The debate that has taken place in committee meetings and during county board sessions goes to show just how important tourism is to the county. We think the lively discussions have been pointed and there’s been good arguments on both sides.

At the point of attack has been the Marinette County Tourism Alliance, an organization that has been around a long time and has done some good things for the rural areas where tourism is productive when it comes to an economic lift. There’s no question that Marinette County has an abundant of natural resources that it can offer visitors who prefer this type of recreation and entertainment.

The county has historical museums, picturesque waterfalls, fishing, hunting, camping, breathtaking forests where tranquility hushes the noise usually found in larger recreational offerings. The county fair is always a good place to find something likable for everyone. The stunt water acts are special. The county has much more, of course, and it’s all in their marketing brochures for the four seasons county residents like to brag about.

A move to eliminate the Marinette County Tourism Alliance Committee failed 15-14 at the February meeting of the county board. We’re sure we haven’t heard the last word on this issue. It’s likely to reappear after the Bay Lakes Regional Planning Commission submits a strategic plan related to the role the county should assume in promoting and conducting economic development. According to County Administrator John Lefebvre, The Bay Lakes group is looking into the county’s present way of handling economic development. An outside consulting firm is expected to be retained to review the information collected in the Bay Lakes study.

The county has contracted with the City of Marinette for tourism promotion and marketing services, which likely sparked the drive to eliminate the Tourism Alliance Committee. The latter is an advisory unit, which sometimes had trouble in mustering a quorum for meetings.

Supervisor Ginger Deschaine, who represents the Crivitz area where tourism is important to the area’s economic base, said the Tourism Alliance is needed until an alternate plan for promoting tourism is put forth. She claimed the county administrator is more interested in tourism in Marinette and Peshtigo than he is in other parts of the county. She acknowledged the Tourism Alliance doesn’t do much because it has been stripped of much of its life “but at least their conversation is ongoing.
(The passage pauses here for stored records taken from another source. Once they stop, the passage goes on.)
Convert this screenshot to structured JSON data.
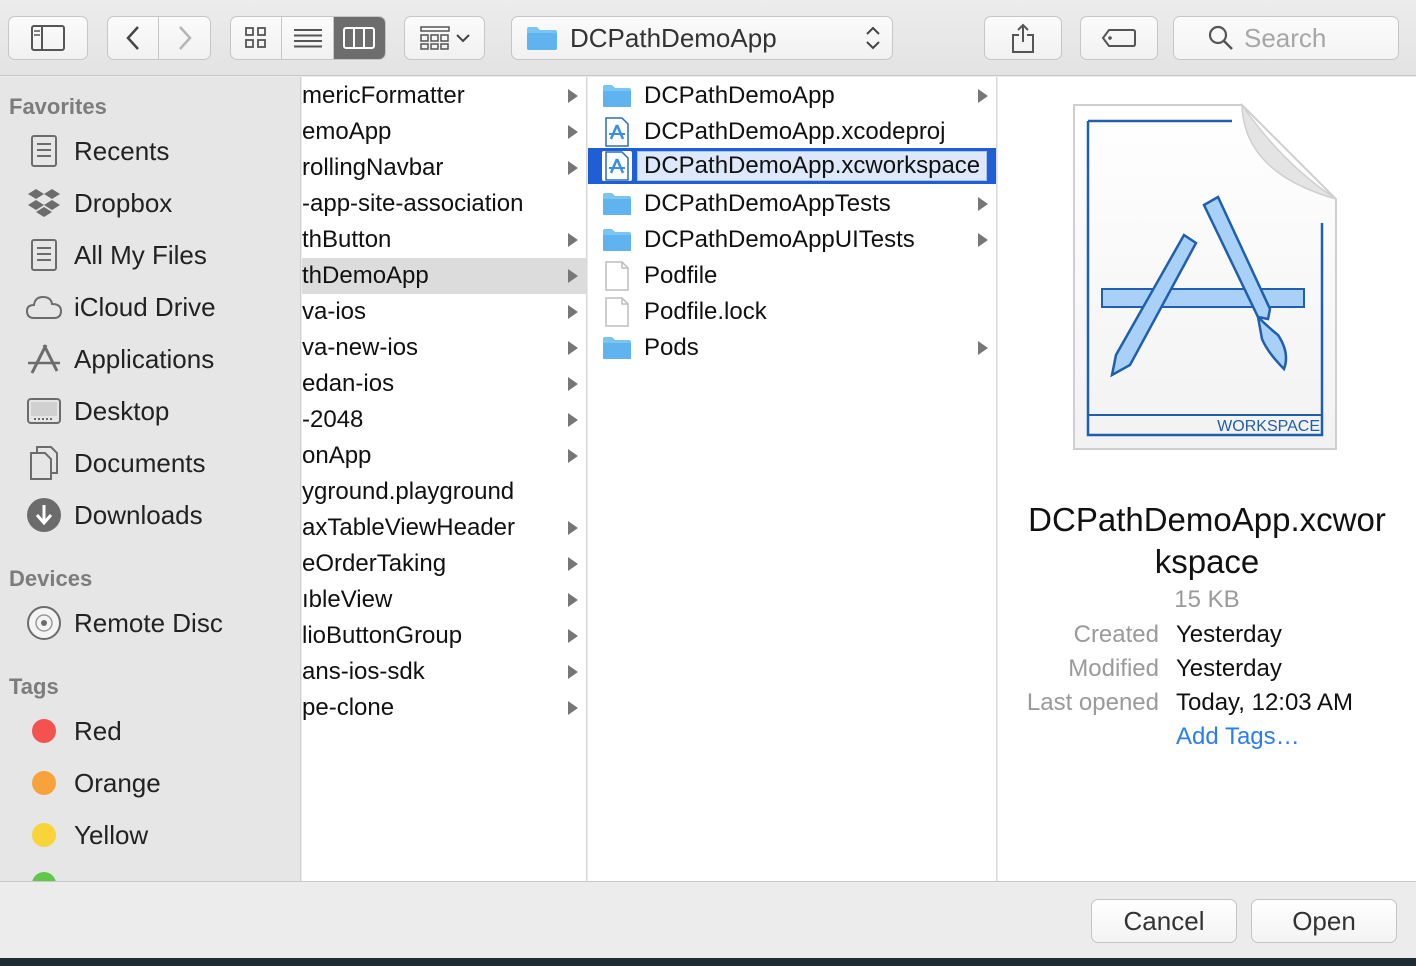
{
  "toolbar": {
    "path_label": "DCPathDemoApp",
    "search_placeholder": "Search"
  },
  "sidebar": {
    "favorites_header": "Favorites",
    "favorites": [
      {
        "label": "Recents",
        "icon": "recents-icon"
      },
      {
        "label": "Dropbox",
        "icon": "dropbox-icon"
      },
      {
        "label": "All My Files",
        "icon": "all-my-files-icon"
      },
      {
        "label": "iCloud Drive",
        "icon": "icloud-icon"
      },
      {
        "label": "Applications",
        "icon": "applications-icon"
      },
      {
        "label": "Desktop",
        "icon": "desktop-icon"
      },
      {
        "label": "Documents",
        "icon": "documents-icon"
      },
      {
        "label": "Downloads",
        "icon": "downloads-icon"
      }
    ],
    "devices_header": "Devices",
    "devices": [
      {
        "label": "Remote Disc",
        "icon": "remote-disc-icon"
      }
    ],
    "tags_header": "Tags",
    "tags": [
      {
        "label": "Red",
        "color": "#f4524f"
      },
      {
        "label": "Orange",
        "color": "#f7a23b"
      },
      {
        "label": "Yellow",
        "color": "#f8d33a"
      }
    ]
  },
  "column1": {
    "items": [
      {
        "name": "mericFormatter",
        "arrow": true
      },
      {
        "name": "emoApp",
        "arrow": true
      },
      {
        "name": "rollingNavbar",
        "arrow": true
      },
      {
        "name": "-app-site-association",
        "arrow": false
      },
      {
        "name": "thButton",
        "arrow": true
      },
      {
        "name": "thDemoApp",
        "arrow": true,
        "selected": true
      },
      {
        "name": "va-ios",
        "arrow": true
      },
      {
        "name": "va-new-ios",
        "arrow": true
      },
      {
        "name": "edan-ios",
        "arrow": true
      },
      {
        "name": "-2048",
        "arrow": true
      },
      {
        "name": "onApp",
        "arrow": true
      },
      {
        "name": "yground.playground",
        "arrow": false
      },
      {
        "name": "axTableViewHeader",
        "arrow": true
      },
      {
        "name": "eOrderTaking",
        "arrow": true
      },
      {
        "name": "ıbleView",
        "arrow": true
      },
      {
        "name": "lioButtonGroup",
        "arrow": true
      },
      {
        "name": "ans-ios-sdk",
        "arrow": true
      },
      {
        "name": "pe-clone",
        "arrow": true
      }
    ]
  },
  "column2": {
    "items": [
      {
        "name": "DCPathDemoApp",
        "type": "folder",
        "arrow": true
      },
      {
        "name": "DCPathDemoApp.xcodeproj",
        "type": "xcode",
        "arrow": false
      },
      {
        "name": "DCPathDemoApp.xcworkspace",
        "type": "xcode",
        "arrow": false,
        "selected": true
      },
      {
        "name": "DCPathDemoAppTests",
        "type": "folder",
        "arrow": true
      },
      {
        "name": "DCPathDemoAppUITests",
        "type": "folder",
        "arrow": true
      },
      {
        "name": "Podfile",
        "type": "doc",
        "arrow": false
      },
      {
        "name": "Podfile.lock",
        "type": "doc",
        "arrow": false
      },
      {
        "name": "Pods",
        "type": "folder",
        "arrow": true
      }
    ]
  },
  "preview": {
    "icon_label": "WORKSPACE",
    "name_line1": "DCPathDemoApp.xcwor",
    "name_line2": "kspace",
    "size": "15 KB",
    "created_label": "Created",
    "created_value": "Yesterday",
    "modified_label": "Modified",
    "modified_value": "Yesterday",
    "last_opened_label": "Last opened",
    "last_opened_value": "Today, 12:03 AM",
    "add_tags": "Add Tags…"
  },
  "buttons": {
    "cancel": "Cancel",
    "open": "Open"
  }
}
At least they are talking about tourism.’’

Supervisor Shirley Kaufman, whose district embraces the City of Marinette, said she was surprised to see a resolution calling for the elimination of the Tourism Alliance, a committee she once served on. She insisted an advisory group is needed to speak out for the rural areas because it brings in different ideas.

The dialogue on the future of the Tourism Alliance has been feverish, but yet refreshing. It’s not unusual to see supervisors from the rural districts become dissatisfied when they feel they are not getting a fair shake. A similar dissent occurred in neighboring counties as well. It’s good to see them stand up and argue for their constituents.

In the meantime, we should sit back and wait for the Bay Lakes Regional Planning report, and what the consulting specialists have to say. There will be plenty of time for more debate on this hot topic.